AIM OF THE TASK
Please return every record exactly as written, leaving out the pictures.
----
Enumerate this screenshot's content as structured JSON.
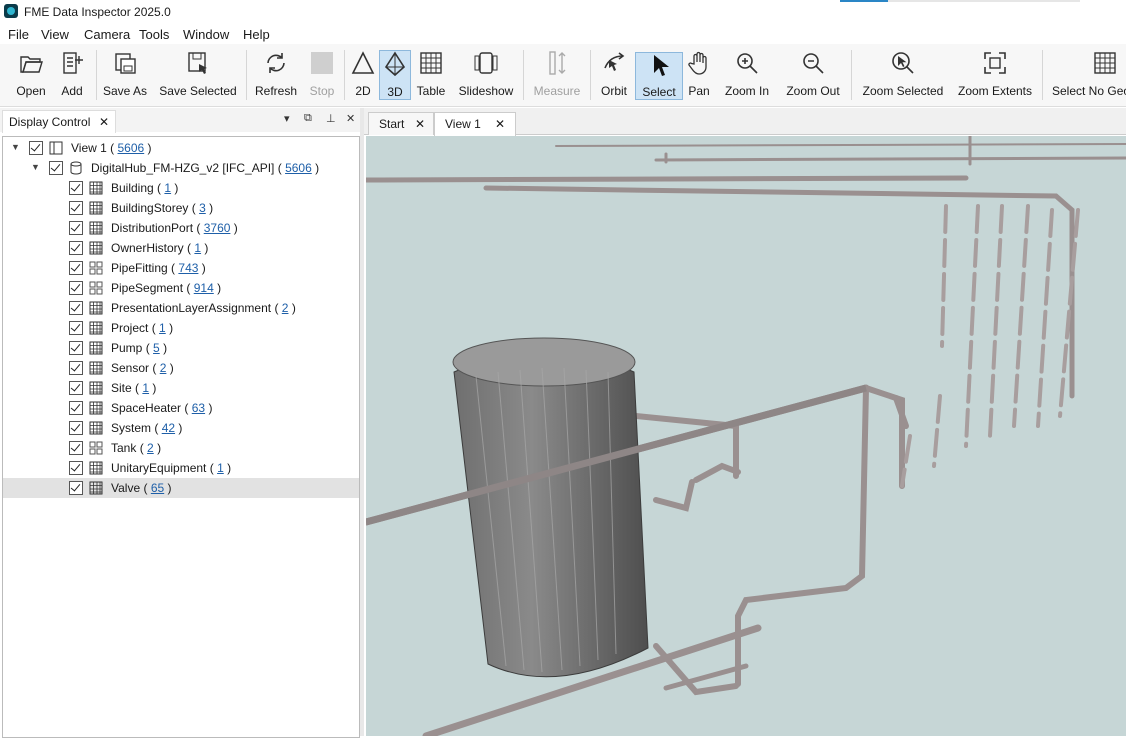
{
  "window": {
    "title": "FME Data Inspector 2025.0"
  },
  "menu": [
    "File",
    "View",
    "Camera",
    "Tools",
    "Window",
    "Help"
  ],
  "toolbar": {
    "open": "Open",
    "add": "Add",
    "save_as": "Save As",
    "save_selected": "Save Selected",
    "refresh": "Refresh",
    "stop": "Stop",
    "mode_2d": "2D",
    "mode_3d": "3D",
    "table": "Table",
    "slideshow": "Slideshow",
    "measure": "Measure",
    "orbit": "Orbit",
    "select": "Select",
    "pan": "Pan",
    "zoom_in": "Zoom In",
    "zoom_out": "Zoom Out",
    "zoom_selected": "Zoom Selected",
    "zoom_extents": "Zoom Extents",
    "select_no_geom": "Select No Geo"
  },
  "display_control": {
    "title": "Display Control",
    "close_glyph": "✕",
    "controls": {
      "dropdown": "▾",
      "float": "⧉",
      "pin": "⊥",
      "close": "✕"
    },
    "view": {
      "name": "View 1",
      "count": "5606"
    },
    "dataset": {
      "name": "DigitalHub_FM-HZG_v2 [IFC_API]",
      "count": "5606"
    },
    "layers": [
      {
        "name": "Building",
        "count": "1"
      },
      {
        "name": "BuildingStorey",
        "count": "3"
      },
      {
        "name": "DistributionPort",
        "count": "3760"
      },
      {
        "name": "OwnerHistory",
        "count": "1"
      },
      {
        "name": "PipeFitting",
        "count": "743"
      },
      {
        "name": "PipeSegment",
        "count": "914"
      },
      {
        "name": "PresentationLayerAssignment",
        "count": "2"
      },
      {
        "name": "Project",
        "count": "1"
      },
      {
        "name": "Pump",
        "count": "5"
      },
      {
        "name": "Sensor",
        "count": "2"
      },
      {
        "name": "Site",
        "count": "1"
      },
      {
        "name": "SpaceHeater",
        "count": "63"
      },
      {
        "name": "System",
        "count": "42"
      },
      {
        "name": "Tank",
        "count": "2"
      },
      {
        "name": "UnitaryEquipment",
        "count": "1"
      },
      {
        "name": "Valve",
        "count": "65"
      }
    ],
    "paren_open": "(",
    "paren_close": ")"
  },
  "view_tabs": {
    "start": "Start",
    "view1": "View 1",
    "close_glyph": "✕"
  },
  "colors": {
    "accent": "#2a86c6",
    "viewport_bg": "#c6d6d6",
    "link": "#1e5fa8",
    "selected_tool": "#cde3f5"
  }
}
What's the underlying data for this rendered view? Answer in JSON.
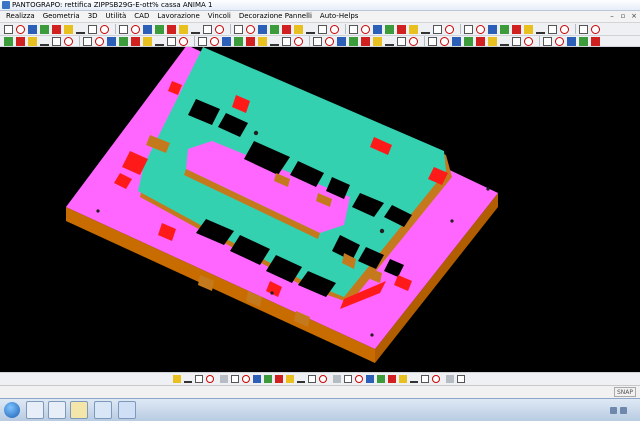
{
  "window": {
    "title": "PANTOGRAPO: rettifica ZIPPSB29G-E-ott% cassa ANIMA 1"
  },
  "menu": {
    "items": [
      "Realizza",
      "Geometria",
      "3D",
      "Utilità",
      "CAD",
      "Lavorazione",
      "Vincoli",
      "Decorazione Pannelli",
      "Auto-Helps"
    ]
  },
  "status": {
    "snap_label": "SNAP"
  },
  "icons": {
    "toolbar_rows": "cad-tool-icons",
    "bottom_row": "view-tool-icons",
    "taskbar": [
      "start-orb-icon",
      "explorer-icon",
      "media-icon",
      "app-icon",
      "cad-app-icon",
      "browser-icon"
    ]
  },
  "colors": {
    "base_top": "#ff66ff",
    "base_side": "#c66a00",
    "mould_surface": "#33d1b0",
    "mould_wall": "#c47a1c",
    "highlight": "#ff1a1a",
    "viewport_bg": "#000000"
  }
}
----
YOUR RESPONSE
Enumerate this screenshot's content as structured JSON.
{
  "window": {
    "title": "FME Data Inspector 2025.0"
  },
  "menu": [
    "File",
    "View",
    "Camera",
    "Tools",
    "Window",
    "Help"
  ],
  "toolbar": {
    "open": "Open",
    "add": "Add",
    "save_as": "Save As",
    "save_selected": "Save Selected",
    "refresh": "Refresh",
    "stop": "Stop",
    "mode_2d": "2D",
    "mode_3d": "3D",
    "table": "Table",
    "slideshow": "Slideshow",
    "measure": "Measure",
    "orbit": "Orbit",
    "select": "Select",
    "pan": "Pan",
    "zoom_in": "Zoom In",
    "zoom_out": "Zoom Out",
    "zoom_selected": "Zoom Selected",
    "zoom_extents": "Zoom Extents",
    "select_no_geom": "Select No Geo"
  },
  "display_control": {
    "title": "Display Control",
    "close_glyph": "✕",
    "controls": {
      "dropdown": "▾",
      "float": "⧉",
      "pin": "⊥",
      "close": "✕"
    },
    "view": {
      "name": "View 1",
      "count": "5606"
    },
    "dataset": {
      "name": "DigitalHub_FM-HZG_v2 [IFC_API]",
      "count": "5606"
    },
    "layers": [
      {
        "name": "Building",
        "count": "1"
      },
      {
        "name": "BuildingStorey",
        "count": "3"
      },
      {
        "name": "DistributionPort",
        "count": "3760"
      },
      {
        "name": "OwnerHistory",
        "count": "1"
      },
      {
        "name": "PipeFitting",
        "count": "743"
      },
      {
        "name": "PipeSegment",
        "count": "914"
      },
      {
        "name": "PresentationLayerAssignment",
        "count": "2"
      },
      {
        "name": "Project",
        "count": "1"
      },
      {
        "name": "Pump",
        "count": "5"
      },
      {
        "name": "Sensor",
        "count": "2"
      },
      {
        "name": "Site",
        "count": "1"
      },
      {
        "name": "SpaceHeater",
        "count": "63"
      },
      {
        "name": "System",
        "count": "42"
      },
      {
        "name": "Tank",
        "count": "2"
      },
      {
        "name": "UnitaryEquipment",
        "count": "1"
      },
      {
        "name": "Valve",
        "count": "65"
      }
    ],
    "paren_open": "(",
    "paren_close": ")"
  },
  "view_tabs": {
    "start": "Start",
    "view1": "View 1",
    "close_glyph": "✕"
  },
  "colors": {
    "accent": "#2a86c6",
    "viewport_bg": "#c6d6d6",
    "link": "#1e5fa8",
    "selected_tool": "#cde3f5"
  }
}
What's the underlying data for this rendered view? Answer in JSON.
{
  "window": {
    "title": "PANTOGRAPO: rettifica ZIPPSB29G-E-ott% cassa ANIMA 1"
  },
  "menu": {
    "items": [
      "Realizza",
      "Geometria",
      "3D",
      "Utilità",
      "CAD",
      "Lavorazione",
      "Vincoli",
      "Decorazione Pannelli",
      "Auto-Helps"
    ]
  },
  "status": {
    "snap_label": "SNAP"
  },
  "icons": {
    "toolbar_rows": "cad-tool-icons",
    "bottom_row": "view-tool-icons",
    "taskbar": [
      "start-orb-icon",
      "explorer-icon",
      "media-icon",
      "app-icon",
      "cad-app-icon",
      "browser-icon"
    ]
  },
  "colors": {
    "base_top": "#ff66ff",
    "base_side": "#c66a00",
    "mould_surface": "#33d1b0",
    "mould_wall": "#c47a1c",
    "highlight": "#ff1a1a",
    "viewport_bg": "#000000"
  }
}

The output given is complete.